Planning for Retirement

February 4, 2008

Bill Gates recently retired from Microsoft and with his net worth of $56 billion; he will probably make out okay. However, they rest of us could do with a little more planning to ensure that we have enough to make it comfortably through our golden years.

When Bill Gates announced his retirement as chairman of Microsoft earlier this year, there was much fanfare. He was spoofed by colleagues and celebrities alike. He even had a little fun with himself during his final address to the Computer and Electronics Showcase (CES2008).

Bill Gates retirement announcement at CES 2008

The Late Show with David Letterman was also good for a laugh with a spoof on Microsoft Windows and the blue screen of death.

Bill Gates retirement skit on David Letterman Show – Warning: Some cursing/adult language.

When I retire, I doubt that there will be much of a commotion. I’ll be lucky to get a small party with frozen cake, nacho chips and fruit punch. If I adhere to the statistical mean, I can predict that I will have been with four to five additional employers and that my retirement accounts will be fragmented between several different financial institutions. It is also predicted that social security will be insecure by the time I reach the mandated full retirement age. This picture is further complicated if my career goes global, or if I decide to retire abroad.

There are many considerations to take into account when planning for retirement. The problem is that many of us just don’t take the time to do it—at least not until it is too late! The most important thing to do is to put away as much as you can early in your career to take advantage of compound interest. This is not easy for anyone, but the math is simple enough to understand. I have gotten off to a late start with graduate school, postdoctoral studies and teaching taking up the majority of my early earning years. However, I am trying to make up for lost time and income by putting away as much as I can each month through an automatic payroll deduction. Automating the process keeps the money out of my hands and lessens the probability that I will spend it on something less worthy.

Portability is also a key consideration when planning for retirement. While I was teaching at the University of Hawaii, I was able to invest in retirement accounts through TIAA-CREF. That is a good thing since all of the money that the university put away for my retirement in the state system was forfeited when I left. If I had not invested funds in my own account outside of the state system, I would have lost all of my retirement savings up and until that point.

If you haven’t started thinking about retirement or are confused about your options, there are plenty of good sources of information online. AARP and Yahoo both have excellent investment guides. Most financial institutions also offer advice, but be aware that they are trying to sell their products, so a neutral and unbiased source of information may serve you better.


In closing, it should be noted that I am not a financial expert. I’m a chemist. So, I would not expect you to take my advice any more seriously that Bill Gates has done. Then again, if he had invested heavily in Apple stock a few years back, he might have had a few billion more to spend.

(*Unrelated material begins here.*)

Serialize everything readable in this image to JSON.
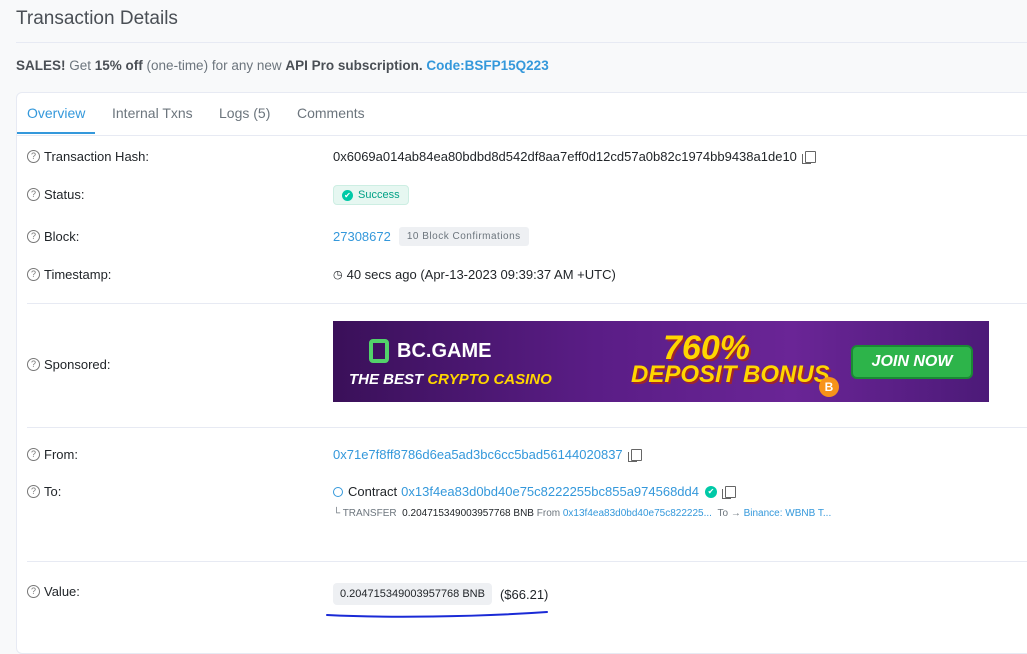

This article was written by David Harwell, Ph.D., assistant director of the ACS Department of Career Management and Development.